LASZLO BIRO AND MARY BIRO, PLAINTIFFS–RESPONDENTS, v. HARRY KEEN AND DONNA KEEN, DEFENDANTS–APPELLANTS.
MEMORANDUM AND ORDER
It is hereby ORDERED that the order so appealed from is unanimously affirmed without costs.

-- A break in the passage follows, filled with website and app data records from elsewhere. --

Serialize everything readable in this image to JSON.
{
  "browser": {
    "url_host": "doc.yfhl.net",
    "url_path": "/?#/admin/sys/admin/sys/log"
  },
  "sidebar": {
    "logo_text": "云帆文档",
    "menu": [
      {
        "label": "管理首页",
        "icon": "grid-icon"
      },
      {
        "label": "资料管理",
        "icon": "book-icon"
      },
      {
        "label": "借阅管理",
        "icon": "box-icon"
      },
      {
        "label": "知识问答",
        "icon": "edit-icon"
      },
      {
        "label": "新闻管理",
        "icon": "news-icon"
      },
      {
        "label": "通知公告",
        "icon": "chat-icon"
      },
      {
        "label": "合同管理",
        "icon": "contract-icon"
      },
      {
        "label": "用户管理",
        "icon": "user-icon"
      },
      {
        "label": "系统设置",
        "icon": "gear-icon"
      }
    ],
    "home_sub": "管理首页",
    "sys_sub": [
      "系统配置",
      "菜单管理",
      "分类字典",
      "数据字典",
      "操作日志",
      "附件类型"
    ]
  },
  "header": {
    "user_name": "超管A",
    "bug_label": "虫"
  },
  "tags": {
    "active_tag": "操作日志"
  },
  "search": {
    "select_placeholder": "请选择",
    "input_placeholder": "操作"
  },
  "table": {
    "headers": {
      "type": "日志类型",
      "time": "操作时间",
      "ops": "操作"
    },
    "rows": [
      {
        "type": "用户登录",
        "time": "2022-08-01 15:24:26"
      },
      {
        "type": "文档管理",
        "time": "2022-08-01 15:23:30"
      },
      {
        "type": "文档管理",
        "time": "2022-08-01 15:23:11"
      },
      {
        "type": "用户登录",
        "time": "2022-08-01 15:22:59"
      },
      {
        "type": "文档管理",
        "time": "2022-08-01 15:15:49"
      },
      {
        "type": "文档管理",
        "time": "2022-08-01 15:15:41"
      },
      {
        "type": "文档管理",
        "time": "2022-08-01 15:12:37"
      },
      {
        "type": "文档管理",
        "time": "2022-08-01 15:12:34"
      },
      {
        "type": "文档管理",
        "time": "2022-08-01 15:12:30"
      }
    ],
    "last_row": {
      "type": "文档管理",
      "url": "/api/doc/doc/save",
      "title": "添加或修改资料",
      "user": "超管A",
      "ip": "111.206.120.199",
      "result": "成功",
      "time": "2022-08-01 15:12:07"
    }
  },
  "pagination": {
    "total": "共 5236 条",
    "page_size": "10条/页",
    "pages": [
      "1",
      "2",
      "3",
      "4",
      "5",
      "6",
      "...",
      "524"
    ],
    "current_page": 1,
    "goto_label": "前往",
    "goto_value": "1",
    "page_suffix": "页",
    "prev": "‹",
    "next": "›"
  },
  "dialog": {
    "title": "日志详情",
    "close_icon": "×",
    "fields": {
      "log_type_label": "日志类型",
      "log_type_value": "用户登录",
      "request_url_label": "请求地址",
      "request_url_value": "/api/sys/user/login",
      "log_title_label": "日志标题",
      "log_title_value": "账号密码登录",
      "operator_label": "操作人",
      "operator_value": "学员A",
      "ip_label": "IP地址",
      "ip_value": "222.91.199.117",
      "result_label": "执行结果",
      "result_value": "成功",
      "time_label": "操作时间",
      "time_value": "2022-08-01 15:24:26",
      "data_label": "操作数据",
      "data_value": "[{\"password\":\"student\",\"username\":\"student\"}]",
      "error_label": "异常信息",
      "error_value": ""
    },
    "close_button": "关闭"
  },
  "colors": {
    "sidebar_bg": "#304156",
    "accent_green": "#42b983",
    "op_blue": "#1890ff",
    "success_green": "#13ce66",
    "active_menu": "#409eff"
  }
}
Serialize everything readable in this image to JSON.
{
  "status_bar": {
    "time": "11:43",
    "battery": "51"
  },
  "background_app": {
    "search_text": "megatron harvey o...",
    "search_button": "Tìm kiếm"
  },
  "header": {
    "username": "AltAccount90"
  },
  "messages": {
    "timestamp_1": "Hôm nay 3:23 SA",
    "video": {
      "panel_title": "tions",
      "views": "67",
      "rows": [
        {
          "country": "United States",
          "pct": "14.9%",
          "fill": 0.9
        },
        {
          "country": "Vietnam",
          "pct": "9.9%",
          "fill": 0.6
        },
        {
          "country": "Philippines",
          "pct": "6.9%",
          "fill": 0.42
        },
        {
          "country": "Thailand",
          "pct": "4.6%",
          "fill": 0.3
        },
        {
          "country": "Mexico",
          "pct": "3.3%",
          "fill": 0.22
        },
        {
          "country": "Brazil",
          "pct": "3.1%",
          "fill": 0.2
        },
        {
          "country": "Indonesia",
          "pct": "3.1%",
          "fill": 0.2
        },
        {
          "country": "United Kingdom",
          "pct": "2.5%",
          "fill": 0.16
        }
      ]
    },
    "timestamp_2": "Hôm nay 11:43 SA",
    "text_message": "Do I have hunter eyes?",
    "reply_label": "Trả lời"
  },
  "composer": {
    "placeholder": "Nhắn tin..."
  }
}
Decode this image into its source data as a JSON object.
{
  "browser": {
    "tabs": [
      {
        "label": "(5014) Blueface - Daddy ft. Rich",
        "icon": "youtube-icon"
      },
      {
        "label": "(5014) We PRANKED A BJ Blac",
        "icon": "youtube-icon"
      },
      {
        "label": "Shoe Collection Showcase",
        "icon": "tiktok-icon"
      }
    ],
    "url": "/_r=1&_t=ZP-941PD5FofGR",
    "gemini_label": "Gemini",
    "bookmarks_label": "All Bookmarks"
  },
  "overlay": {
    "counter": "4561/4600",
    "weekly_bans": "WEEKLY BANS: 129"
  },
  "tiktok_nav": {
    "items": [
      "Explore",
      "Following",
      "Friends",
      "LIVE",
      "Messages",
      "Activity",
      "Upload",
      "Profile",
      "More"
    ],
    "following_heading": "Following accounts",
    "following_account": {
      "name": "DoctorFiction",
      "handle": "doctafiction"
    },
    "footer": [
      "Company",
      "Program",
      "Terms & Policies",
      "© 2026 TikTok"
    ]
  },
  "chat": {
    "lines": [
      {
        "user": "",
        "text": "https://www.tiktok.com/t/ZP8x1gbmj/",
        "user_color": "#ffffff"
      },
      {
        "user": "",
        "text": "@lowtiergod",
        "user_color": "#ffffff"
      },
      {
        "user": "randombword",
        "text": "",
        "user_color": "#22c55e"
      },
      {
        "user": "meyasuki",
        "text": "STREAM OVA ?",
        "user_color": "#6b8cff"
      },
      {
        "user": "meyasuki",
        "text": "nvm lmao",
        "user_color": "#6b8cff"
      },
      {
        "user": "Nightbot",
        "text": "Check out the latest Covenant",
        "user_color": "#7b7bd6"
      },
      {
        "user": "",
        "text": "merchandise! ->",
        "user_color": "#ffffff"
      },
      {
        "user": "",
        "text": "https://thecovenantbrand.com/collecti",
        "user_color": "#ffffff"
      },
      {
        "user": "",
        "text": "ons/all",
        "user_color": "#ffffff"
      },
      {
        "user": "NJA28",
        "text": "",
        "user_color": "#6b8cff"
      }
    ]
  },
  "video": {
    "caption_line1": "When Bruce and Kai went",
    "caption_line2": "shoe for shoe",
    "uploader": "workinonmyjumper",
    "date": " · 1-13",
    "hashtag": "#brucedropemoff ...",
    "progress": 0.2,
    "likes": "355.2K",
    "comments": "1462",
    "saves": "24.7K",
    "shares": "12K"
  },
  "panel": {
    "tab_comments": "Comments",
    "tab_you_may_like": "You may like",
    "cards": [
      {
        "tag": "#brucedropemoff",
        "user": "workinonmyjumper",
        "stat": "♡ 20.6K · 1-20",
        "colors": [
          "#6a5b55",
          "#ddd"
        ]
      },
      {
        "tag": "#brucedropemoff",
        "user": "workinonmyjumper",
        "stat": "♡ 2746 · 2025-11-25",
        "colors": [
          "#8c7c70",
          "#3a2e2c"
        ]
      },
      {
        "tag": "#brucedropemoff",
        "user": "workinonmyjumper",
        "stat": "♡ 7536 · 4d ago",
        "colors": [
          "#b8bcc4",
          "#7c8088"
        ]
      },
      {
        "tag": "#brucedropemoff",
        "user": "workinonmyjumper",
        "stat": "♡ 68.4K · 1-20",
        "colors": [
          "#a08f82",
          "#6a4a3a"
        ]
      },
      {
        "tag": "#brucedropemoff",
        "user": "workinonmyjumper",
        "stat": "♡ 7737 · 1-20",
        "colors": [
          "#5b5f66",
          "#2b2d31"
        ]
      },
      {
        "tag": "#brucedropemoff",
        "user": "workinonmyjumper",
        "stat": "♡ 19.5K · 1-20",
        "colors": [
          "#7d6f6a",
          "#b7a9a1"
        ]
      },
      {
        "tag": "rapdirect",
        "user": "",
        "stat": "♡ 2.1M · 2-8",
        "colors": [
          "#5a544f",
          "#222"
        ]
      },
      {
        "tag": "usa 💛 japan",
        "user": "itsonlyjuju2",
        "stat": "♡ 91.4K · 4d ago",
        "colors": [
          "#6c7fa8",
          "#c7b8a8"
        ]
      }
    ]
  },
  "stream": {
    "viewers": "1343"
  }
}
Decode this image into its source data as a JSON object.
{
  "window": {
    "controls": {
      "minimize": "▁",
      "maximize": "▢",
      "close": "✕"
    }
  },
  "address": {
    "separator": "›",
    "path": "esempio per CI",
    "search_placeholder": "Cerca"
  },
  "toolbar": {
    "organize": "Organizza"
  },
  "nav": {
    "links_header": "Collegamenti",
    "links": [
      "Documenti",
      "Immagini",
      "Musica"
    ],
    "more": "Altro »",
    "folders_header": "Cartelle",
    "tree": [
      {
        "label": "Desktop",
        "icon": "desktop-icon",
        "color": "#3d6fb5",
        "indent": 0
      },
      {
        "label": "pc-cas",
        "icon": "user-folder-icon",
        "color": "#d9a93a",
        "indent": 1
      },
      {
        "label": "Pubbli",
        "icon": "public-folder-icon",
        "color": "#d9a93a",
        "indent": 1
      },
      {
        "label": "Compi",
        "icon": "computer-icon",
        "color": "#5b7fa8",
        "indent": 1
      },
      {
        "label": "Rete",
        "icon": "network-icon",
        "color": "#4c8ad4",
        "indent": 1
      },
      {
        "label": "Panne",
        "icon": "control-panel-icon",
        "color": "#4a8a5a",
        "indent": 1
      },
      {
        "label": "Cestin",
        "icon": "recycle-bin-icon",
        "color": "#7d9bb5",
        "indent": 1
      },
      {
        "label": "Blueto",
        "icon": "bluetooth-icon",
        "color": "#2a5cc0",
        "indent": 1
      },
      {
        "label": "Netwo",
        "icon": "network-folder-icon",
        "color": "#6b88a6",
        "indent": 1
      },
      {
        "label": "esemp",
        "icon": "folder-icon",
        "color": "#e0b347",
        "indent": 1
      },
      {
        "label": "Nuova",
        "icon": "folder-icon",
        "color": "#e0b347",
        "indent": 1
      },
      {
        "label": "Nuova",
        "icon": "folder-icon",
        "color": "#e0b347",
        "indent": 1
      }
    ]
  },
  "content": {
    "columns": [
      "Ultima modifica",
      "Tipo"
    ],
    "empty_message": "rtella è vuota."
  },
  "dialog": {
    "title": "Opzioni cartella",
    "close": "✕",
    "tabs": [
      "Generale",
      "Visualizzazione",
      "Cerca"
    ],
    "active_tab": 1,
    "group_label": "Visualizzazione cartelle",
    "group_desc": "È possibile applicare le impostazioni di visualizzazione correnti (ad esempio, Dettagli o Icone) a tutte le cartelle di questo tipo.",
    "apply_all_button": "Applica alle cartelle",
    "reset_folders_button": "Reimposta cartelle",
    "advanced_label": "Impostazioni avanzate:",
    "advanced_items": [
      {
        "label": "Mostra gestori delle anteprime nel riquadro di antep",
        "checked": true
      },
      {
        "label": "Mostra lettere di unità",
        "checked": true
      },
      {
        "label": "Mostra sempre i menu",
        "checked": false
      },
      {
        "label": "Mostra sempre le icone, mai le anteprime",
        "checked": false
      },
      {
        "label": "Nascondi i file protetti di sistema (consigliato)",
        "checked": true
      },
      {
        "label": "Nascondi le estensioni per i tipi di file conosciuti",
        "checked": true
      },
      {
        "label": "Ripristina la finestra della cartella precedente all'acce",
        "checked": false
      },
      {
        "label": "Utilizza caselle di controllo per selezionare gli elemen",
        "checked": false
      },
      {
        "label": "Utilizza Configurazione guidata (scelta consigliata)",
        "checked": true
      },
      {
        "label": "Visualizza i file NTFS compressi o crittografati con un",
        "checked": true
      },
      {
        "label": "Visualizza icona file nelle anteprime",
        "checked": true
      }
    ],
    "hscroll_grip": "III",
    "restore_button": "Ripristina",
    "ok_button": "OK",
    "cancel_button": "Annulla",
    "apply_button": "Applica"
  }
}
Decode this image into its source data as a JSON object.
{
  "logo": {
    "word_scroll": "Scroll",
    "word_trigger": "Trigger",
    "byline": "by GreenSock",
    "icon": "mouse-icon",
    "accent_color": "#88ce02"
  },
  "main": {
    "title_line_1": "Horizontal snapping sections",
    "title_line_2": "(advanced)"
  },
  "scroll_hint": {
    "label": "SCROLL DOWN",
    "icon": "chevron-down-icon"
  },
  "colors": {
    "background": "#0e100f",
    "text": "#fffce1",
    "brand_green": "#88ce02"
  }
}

Memorandum: Plaintiffs commenced this action seeking damages for injuries allegedly arising from an incident in which Laszlo Biro (plaintiff) stepped on one of several bricks or blocks (hereafter, bricks) that he had placed on an exterior landing of an apartment building owned by defendants, where plaintiffs resided, and he fell when the brick moved. In the complaint, as amplified by the bill of particulars, plaintiffs alleged that the incident was caused by several dangerous conditions on the premises, including that the step from the landing to the doorway was too high, that plaintiff was forced to place bricks on the landing to permit plaintiffs to enter and exit the apartment, that there was no hand rail on one side of the door, that defendants installed a screen door that blocked the hand rail on the other side of the door, and that defendants had actual and constructive notice of those conditions but failed to remedy them. Defendants moved for summary judgment dismissing the complaint, contending that plaintiff created the dangerous condition on the premises by placing the bricks on the landing, and that plaintiff's conduct was a superseding intervening act that was the sole proximate cause of the accident. Defendants now appeal from an order denying their motion, based on the court's determination that there are triable issues of fact whether the injuries were the foreseeable result of defendants' negligence. We affirm.
Plaintiffs allege that defendants are liable, as landlords, for the dangerous conditions on the property. It is well settled that “a landlord may be found liable for failure to repair a dangerous condition, of which it has notice, on leased premises [where, as here,] the landlord assumes a duty to make repairs and reserves the right to enter in order to inspect or to make such repairs” (Chapman v. Silber, 97 N.Y.2d 9, 19). “Thus, in a premises liability case, a defendant property owner who moves for summary judgment has the initial burden of making a prima facie showing that it neither created the defective condition nor had actual or constructive notice of its existence” (Friedman v. 1753 Realty Co., 117 AD3d 781, 783; see Anderson v. Justice, 96 AD3d 1446, 1447). Here, it is undisputed that defendants were aware of the high step, as well as the missing and blocked hand rails, and that plaintiff had placed the bricks on the landing under the door. We agree with the court, however, that defendants failed to eliminate all triable issues of fact whether plaintiff's conduct in placing the bricks on the landing was a superseding intervening cause of the accident, i.e., defendants failed to meet their burden of establishing that the accident was not “a normal or foreseeable consequence of the situation created by [their] [alleged] negligence” (Derdiarian v. Felix Contr. Corp., 51 N.Y.2d 308, 315, rearg. denied 52 N.Y.2d 784; see Gardner v. Perrine, 101 AD3d 1587, 1587–1588; Graziadei v. Mohamed, 23 AD3d 1100, 1101). Inasmuch as defendants failed to establish their prima facie entitlement to judgment as a matter of law, the court properly denied the motion, regardless of the sufficiency of the opposing papers (see Winegrad v. New York Univ. Med. Ctr., 64 N.Y.2d 851, 853).
Finally, defendants' further contentions, which concern assumption of the risk and the allegedly open and obvious nature of the dangerous condition, are improperly raised for the first time on appeal (see Oram v. Capone, 206 A.D.2d 839, 840).
Mark W. Bennett
Clerk of the Court